His observation on Great Depression arose from the lack of ability to boost the aggregate demand. During the crisis period, economy could not achieve full employment balance, the supply could not create its own demand. At this point the main argument of Keynesian theory on economic crises is that economical shrinkages are generally arisen from the huge drops in the demand. Aggregate demand refers to sum of all consumptions, investments and public expenditures.
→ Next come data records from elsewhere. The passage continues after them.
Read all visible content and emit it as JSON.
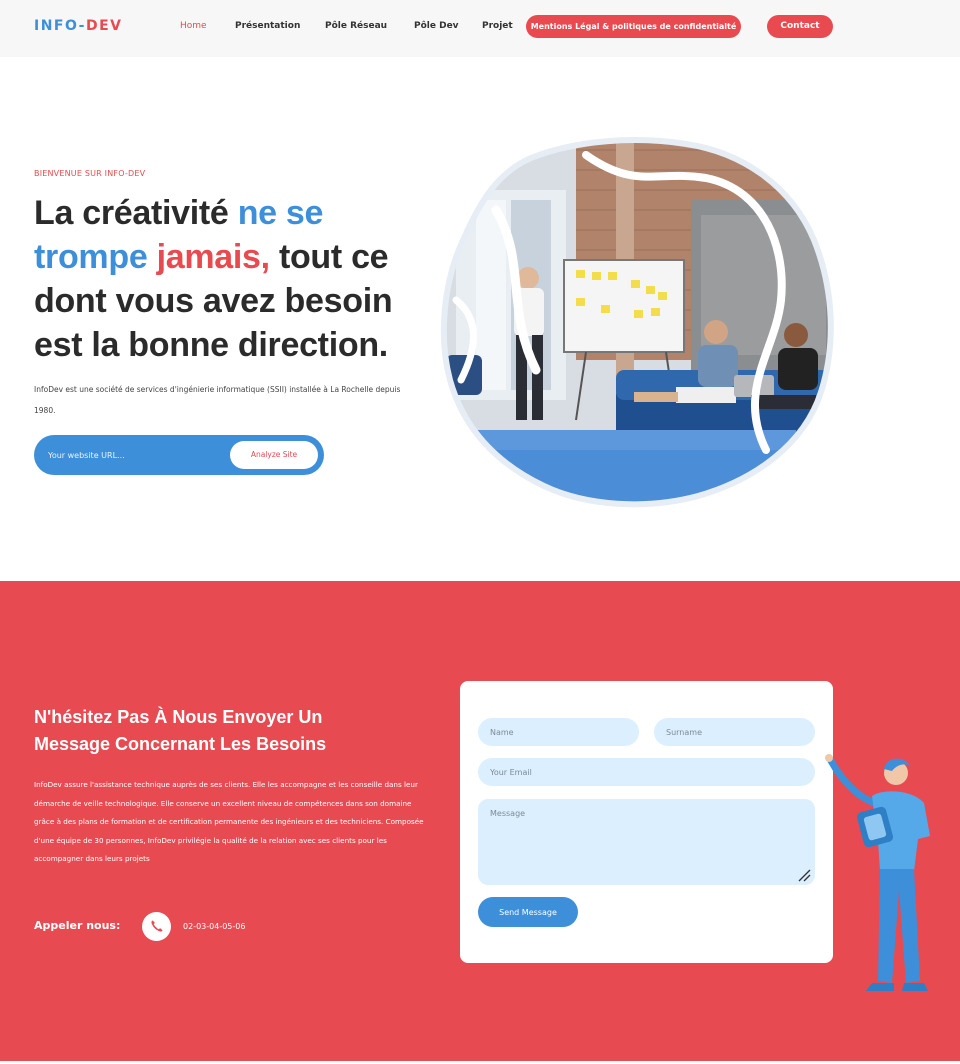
{
  "nav": {
    "logo_left": "INFO-",
    "logo_right": "DEV",
    "links": [
      "Home",
      "Présentation",
      "Pôle Réseau",
      "Pôle Dev",
      "Projet"
    ],
    "legal_label": "Mentions Légal & politiques de confidentialté",
    "contact_label": "Contact"
  },
  "hero": {
    "eyebrow": "BIENVENUE SUR INFO-DEV",
    "headline": {
      "p1": "La créativité ",
      "p2": "ne se",
      "p3": "trompe",
      "p4": " jamais,",
      "p5": " tout ce",
      "p6": "dont vous avez besoin",
      "p7": "est la bonne direction."
    },
    "description": "InfoDev est une société de services d'ingénierie informatique (SSII) installée à La Rochelle depuis 1980.",
    "url_placeholder": "Your website URL...",
    "analyze_label": "Analyze Site"
  },
  "contact": {
    "title": "N'hésitez Pas À Nous Envoyer Un Message Concernant Les Besoins",
    "description": "InfoDev assure l'assistance technique auprès de ses clients. Elle les accompagne et les conseille dans leur démarche de veille technologique. Elle conserve un excellent niveau de compétences dans son domaine grâce à des plans de formation et de certification permanente des ingénieurs et des techniciens. Composée d'une équipe de 30 personnes, InfoDev privilégie la qualité de la relation avec ses clients pour les accompagner dans leurs projets",
    "call_label": "Appeler nous:",
    "phone": "02-03-04-05-06",
    "form": {
      "name_placeholder": "Name",
      "surname_placeholder": "Surname",
      "email_placeholder": "Your Email",
      "message_placeholder": "Message",
      "send_label": "Send Message"
    }
  },
  "colors": {
    "brand_blue": "#3d8fd9",
    "brand_red": "#e84a4f",
    "section_red": "#e84a52",
    "field_blue": "#dcefff"
  },
  "icons": [
    "phone-icon",
    "resize-grip-icon"
  ]
}
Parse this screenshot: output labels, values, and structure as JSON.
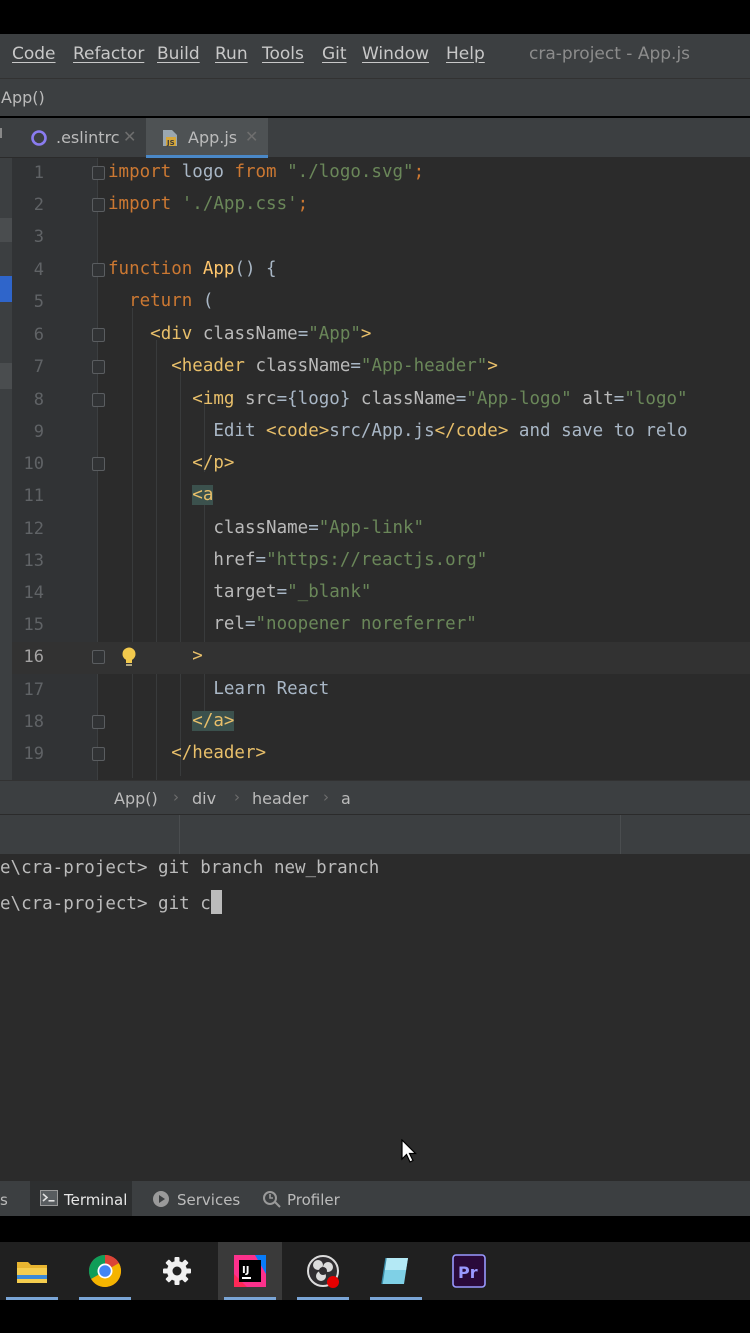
{
  "menubar": {
    "items": [
      "Code",
      "Refactor",
      "Build",
      "Run",
      "Tools",
      "Git",
      "Window",
      "Help"
    ],
    "title": "cra-project - App.js"
  },
  "navbar": {
    "crumb": "App()"
  },
  "tabs": [
    {
      "label": ".eslintrc",
      "icon": "eslint-circle-icon",
      "active": false
    },
    {
      "label": "App.js",
      "icon": "javascript-file-icon",
      "active": true
    }
  ],
  "editor": {
    "current_line": 16,
    "line_numbers": [
      "1",
      "2",
      "3",
      "4",
      "5",
      "6",
      "7",
      "8",
      "9",
      "10",
      "11",
      "12",
      "13",
      "14",
      "15",
      "16",
      "17",
      "18",
      "19"
    ]
  },
  "breadcrumbs": [
    "App()",
    "div",
    "header",
    "a"
  ],
  "terminal": {
    "prompt": "e\\cra-project> ",
    "line1_cmd": "git branch new_branch",
    "line2_cmd": "git c"
  },
  "toolwindows": {
    "truncated": "s",
    "terminal": "Terminal",
    "services": "Services",
    "profiler": "Profiler"
  },
  "taskbar": {
    "apps": [
      "file-explorer-icon",
      "chrome-icon",
      "settings-gear-icon",
      "intellij-idea-icon",
      "obs-recorder-icon",
      "notepad-icon",
      "premiere-pro-icon"
    ],
    "premiere_text": "Pr",
    "ij_text": "IJ"
  },
  "colors": {
    "keyword": "#cc7832",
    "string": "#6a8759",
    "tag": "#e8bf6a",
    "function": "#ffc66d",
    "editor_bg": "#2b2b2b",
    "panel_bg": "#3c3f41"
  }
}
In his opinion, state should increase the aggregate demand by applying some fiscal and monetary policies.
In 1946 economists Arthur F. Burns and Wesley C. Mitchell provided the now standard definition of business cycles,“Business cycles are a type of fluctuation found in the aggregate economic activity of nations that organize their work mainly in business enterprises: a cycle consists of expansions occurring at about the same time in many economic activities, followed by similarly general recessions, contractions, and revivals which merge into the expansion phase of the next cycle; in duration, business cycles vary from more than one year to ten or twelve years; they are not divisible into shorter cycles of similar characteristics with amplitudes approximating their own.” Common charecteristics of trade cycles The above definitions contain some common features and thus reveal some important characteristics of trade cycles. 1. Trade cycles essentially show movements in the economy, a wave-like movement is can be visualised showing an upward trend and a downward trend in the economy. 2. Trade cycles have various phases, periods of growth and rise followed by periods of stagnation.
According Hasnul, A.G. (2015) , in contrast, Keynesian hypothesis state that expansion of government expenditure accelerates economic growth. 3.1 BENEFITS OF GOVERNMENT SPENDING Government spending has been allocated to many components such as welfare benefits,